## HOW TO COMPLETE THIS TASK
Across the entries that follow, tally every line holding the word "nWhen" and reply with the count alone.
+ + +
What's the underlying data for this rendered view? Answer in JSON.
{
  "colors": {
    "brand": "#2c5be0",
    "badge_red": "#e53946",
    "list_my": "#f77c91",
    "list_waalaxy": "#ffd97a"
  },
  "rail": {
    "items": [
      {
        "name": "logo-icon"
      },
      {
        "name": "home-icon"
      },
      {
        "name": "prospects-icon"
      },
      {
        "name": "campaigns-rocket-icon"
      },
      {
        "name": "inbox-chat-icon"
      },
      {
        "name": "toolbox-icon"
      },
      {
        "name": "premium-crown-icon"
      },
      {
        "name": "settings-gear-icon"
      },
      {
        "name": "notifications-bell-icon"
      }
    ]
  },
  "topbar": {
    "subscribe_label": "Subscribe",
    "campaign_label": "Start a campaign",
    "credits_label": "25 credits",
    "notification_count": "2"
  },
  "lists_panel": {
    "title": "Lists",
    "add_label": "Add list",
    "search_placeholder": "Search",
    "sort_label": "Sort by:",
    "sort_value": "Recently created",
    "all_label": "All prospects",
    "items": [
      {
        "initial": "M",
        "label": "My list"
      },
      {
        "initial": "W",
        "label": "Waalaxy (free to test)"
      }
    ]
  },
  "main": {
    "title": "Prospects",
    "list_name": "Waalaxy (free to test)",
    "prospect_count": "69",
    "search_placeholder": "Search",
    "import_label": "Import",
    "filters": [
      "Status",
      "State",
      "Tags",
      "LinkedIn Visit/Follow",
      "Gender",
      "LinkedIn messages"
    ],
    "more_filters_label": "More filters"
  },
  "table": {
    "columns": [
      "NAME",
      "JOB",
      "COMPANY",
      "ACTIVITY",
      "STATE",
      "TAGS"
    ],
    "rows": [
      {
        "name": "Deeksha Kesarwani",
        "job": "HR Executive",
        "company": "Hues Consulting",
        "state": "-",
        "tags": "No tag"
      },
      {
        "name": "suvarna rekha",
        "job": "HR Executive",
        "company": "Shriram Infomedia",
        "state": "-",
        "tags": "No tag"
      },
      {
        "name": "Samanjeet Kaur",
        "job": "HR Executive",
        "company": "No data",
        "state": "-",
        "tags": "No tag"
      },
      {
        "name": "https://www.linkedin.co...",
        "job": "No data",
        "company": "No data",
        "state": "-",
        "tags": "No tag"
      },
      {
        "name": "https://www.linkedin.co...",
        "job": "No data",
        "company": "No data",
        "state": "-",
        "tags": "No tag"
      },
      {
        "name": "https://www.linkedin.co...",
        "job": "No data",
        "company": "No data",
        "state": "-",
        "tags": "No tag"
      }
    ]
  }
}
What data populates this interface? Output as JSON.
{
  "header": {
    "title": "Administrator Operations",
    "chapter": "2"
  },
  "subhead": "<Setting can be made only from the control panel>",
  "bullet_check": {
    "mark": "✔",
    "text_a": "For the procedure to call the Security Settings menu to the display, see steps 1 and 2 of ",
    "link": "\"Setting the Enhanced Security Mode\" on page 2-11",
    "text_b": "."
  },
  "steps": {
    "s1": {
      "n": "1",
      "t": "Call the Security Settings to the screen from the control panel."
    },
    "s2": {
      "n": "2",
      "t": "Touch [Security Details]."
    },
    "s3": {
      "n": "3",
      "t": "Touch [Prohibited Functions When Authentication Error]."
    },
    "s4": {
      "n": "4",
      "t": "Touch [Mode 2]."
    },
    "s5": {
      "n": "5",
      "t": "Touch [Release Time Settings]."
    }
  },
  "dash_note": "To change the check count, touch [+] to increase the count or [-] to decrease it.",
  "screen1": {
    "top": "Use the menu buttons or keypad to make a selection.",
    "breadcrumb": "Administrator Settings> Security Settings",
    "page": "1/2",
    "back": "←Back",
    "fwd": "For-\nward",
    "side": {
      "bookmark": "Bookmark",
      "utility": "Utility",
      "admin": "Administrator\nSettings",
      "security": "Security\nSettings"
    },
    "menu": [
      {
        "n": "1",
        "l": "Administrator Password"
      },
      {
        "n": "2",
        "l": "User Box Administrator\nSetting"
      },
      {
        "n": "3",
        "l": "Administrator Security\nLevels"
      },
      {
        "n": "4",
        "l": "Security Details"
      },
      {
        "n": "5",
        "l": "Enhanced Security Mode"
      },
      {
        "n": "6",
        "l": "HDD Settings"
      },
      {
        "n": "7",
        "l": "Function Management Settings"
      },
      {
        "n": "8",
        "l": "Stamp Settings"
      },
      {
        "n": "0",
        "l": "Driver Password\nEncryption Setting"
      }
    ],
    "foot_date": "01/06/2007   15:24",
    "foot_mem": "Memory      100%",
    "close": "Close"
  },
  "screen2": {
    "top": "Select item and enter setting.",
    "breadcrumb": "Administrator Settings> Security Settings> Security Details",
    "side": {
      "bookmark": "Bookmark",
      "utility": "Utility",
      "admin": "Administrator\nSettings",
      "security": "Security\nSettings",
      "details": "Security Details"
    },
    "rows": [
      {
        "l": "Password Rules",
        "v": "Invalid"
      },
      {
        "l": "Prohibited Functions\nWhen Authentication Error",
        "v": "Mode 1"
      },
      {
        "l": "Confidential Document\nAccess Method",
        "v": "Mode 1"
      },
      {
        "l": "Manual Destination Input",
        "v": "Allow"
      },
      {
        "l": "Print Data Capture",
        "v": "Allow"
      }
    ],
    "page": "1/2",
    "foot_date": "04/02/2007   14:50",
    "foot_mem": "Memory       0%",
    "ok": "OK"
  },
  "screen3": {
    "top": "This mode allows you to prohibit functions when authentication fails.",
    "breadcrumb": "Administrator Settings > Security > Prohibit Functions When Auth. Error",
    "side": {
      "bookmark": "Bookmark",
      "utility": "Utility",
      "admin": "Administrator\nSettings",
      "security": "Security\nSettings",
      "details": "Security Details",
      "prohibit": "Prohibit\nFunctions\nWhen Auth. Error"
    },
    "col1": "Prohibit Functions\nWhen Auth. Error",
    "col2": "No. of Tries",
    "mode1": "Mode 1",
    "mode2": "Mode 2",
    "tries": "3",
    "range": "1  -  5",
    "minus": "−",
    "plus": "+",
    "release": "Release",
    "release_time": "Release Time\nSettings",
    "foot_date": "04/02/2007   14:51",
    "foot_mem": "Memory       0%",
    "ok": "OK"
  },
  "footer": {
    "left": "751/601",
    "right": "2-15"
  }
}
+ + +
## RESPONSE TO THIS TASK
3